"It is vital that we limit the number of people who come in. Our equipment designs are proprietary," Campbell said. MEGTEC began its business in the printing and papermaking industries, which still represent the company's primary customers. But now MEGTEC provides equipment to any industry that requires its products to be dried on a cushion of air. In addition to these air flotation dryers, MEGTEC builds oxidizers that burn complex air-polluting hydrocarbons into less-polluting materials. Today, MEGTEC provides ID cards for eight access levels:
- The master level enables employees to go anywhere on the property. It is used for maintenance workers, first aid providers, and key managers.
- An R&D level permits employees to be inside the research and development areas.
- Employees can receive office access that gives them access to areas except R&D.

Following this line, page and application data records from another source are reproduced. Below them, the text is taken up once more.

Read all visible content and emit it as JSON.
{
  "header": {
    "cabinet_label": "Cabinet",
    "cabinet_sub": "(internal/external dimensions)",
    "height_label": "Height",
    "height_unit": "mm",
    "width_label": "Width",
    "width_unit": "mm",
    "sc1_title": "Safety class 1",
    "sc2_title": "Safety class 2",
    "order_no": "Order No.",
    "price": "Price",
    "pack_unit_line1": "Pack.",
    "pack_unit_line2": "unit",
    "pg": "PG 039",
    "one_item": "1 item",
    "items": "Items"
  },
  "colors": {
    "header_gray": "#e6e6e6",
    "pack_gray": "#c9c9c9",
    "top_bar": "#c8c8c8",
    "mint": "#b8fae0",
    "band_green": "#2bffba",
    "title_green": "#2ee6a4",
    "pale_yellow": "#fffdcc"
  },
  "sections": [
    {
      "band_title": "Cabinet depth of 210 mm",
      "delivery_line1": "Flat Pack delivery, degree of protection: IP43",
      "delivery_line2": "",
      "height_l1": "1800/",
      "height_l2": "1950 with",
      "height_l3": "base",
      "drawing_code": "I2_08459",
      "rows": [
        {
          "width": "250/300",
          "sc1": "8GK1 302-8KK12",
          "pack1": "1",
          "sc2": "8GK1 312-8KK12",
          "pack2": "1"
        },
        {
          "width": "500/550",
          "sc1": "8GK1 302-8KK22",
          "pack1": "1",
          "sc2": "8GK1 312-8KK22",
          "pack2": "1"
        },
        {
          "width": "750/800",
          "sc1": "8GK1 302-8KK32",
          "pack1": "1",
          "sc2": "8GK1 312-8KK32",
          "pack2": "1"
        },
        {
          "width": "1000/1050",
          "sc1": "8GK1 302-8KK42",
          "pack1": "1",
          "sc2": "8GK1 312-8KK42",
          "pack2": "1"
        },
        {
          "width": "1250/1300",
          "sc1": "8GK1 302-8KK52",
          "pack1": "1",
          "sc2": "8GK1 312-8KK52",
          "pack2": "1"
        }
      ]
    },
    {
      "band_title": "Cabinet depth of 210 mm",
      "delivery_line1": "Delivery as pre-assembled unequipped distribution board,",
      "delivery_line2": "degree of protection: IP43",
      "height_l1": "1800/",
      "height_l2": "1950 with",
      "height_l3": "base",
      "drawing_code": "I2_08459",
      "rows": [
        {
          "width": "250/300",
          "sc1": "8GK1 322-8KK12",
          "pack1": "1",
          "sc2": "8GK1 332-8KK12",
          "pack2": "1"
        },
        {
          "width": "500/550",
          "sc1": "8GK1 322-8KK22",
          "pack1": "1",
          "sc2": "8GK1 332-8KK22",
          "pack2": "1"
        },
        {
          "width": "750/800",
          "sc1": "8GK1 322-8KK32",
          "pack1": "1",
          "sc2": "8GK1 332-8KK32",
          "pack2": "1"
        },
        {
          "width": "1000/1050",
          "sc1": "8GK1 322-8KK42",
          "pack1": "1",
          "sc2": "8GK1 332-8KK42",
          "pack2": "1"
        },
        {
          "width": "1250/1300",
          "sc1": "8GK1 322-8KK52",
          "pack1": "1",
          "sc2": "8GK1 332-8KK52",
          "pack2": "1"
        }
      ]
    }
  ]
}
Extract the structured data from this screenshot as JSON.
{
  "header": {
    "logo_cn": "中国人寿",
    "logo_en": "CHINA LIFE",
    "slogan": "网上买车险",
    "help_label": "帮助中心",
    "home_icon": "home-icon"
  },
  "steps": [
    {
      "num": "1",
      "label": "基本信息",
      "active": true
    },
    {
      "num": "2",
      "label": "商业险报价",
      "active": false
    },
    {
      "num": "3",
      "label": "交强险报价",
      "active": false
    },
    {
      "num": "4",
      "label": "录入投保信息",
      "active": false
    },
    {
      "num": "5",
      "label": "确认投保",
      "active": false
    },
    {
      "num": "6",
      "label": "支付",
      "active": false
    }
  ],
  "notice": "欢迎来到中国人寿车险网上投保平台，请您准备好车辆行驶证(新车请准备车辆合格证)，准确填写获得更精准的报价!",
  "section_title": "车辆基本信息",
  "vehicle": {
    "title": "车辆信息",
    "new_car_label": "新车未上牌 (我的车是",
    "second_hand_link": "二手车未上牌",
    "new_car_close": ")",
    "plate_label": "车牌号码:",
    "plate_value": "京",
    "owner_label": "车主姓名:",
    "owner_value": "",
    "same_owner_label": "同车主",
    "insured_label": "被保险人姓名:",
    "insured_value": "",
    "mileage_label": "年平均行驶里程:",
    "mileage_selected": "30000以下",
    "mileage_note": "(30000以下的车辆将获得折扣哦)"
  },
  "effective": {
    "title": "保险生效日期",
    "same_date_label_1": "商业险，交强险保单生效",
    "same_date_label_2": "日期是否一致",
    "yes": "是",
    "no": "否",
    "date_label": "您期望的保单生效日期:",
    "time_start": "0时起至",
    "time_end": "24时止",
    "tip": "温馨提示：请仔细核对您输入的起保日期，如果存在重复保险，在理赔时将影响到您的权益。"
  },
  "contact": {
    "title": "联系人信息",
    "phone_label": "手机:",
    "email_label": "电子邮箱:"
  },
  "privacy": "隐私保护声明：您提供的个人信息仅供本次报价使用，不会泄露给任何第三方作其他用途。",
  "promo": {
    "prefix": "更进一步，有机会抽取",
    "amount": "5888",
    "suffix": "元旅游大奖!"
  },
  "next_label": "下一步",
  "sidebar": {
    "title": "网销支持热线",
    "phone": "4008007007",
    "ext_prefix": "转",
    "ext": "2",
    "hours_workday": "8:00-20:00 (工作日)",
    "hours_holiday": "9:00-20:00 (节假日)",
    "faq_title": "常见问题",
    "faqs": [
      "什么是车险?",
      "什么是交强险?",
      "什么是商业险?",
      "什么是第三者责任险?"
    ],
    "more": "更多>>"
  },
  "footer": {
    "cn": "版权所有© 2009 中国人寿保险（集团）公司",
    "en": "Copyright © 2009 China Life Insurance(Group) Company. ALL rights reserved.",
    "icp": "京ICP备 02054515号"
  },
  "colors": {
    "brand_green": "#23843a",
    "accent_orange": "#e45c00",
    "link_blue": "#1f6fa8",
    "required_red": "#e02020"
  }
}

- The shop crew leaders have access that permits them into areas to talk to others about plans and documents.
- Shop employees have access to the manufacturing area through an employee entrance.
- There are three vendor access levels: one for suppliers, one for those who restock manufacturing shelves, and one to allow visitors into the outside gate only.
MEGTEC's cards are smart cards with access levels encoded onto an induction coil by the company's software; the cards themselves don't reveal an employee's access level. The software used by MEGTEC enables Campbell to program new information into the card whenever necessary. "This flexibility allows us to change access levels as needed," he said. "For example, some employees may need R&D access only for a while, others may join the first aid team. This technology enables us to change access without having to change the whole card."
Borders around the photos on each badge are color-coded, however, for easy visual identification. Red is for employees, green is for vendors, blue is for security staff, and white is used for children on "Take Your Kids to Work" day. "We thought it would be nice to give the children a badge just like their mom's or dad's," said Campbell. "They feel more important that way."
Each ID card is actually two cards in one. Each contains a bar code with an employee's time clock number for use with MEGTEC's optical bar code scanner. "The bar code predates me," Campbell explained. "Someone decided that bar coding was the way to go with 180 hourly shop employees. Today, all office employees have their cards bar coded, as well, in case we ever decide to use the technology for inventory control or other accounting purposes. Someone was thinking ahead. If we want, we can jump right in and use the bar code for additional purposes."
In addition to general security, MEGTEC uses ID cards without technology to identify employees who have been certified forklift operators. This certification is needed every three years, including operator training and evaluation.
"As far as access goes, I think I'm there," said Campbell, admitting he didn't have a wish list for future upgrades. "I'm just trying to make things interesting, memorable, and effective. It's vital that we limit the number of people who come in here, and the . . . printer has enabled us to do that."
This article appeared in the October 2006 issue of Occupational Health & Safety.
This article originally appeared in the October 2006 issue of Occupational Health & Safety.